◆ How to complete this task
A single number is the answer: the count of lines in these records with "label" in them.

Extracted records
:::

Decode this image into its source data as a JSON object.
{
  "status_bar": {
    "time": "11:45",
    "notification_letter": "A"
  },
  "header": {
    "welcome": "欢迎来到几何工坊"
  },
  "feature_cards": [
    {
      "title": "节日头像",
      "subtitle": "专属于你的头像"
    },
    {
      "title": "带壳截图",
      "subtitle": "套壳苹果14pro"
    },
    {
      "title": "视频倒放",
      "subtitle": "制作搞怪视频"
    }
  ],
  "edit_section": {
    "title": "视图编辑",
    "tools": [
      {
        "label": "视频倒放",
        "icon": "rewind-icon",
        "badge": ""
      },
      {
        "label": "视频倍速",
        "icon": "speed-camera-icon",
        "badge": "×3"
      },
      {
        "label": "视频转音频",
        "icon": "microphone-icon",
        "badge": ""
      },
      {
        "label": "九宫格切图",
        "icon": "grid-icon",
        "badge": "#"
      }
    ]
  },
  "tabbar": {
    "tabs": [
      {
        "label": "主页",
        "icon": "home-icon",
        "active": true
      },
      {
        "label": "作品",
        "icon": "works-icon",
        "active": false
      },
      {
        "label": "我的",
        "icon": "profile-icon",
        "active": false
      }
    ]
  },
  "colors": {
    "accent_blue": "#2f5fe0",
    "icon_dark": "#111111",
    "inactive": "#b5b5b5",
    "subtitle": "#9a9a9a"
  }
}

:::

◆ Output
7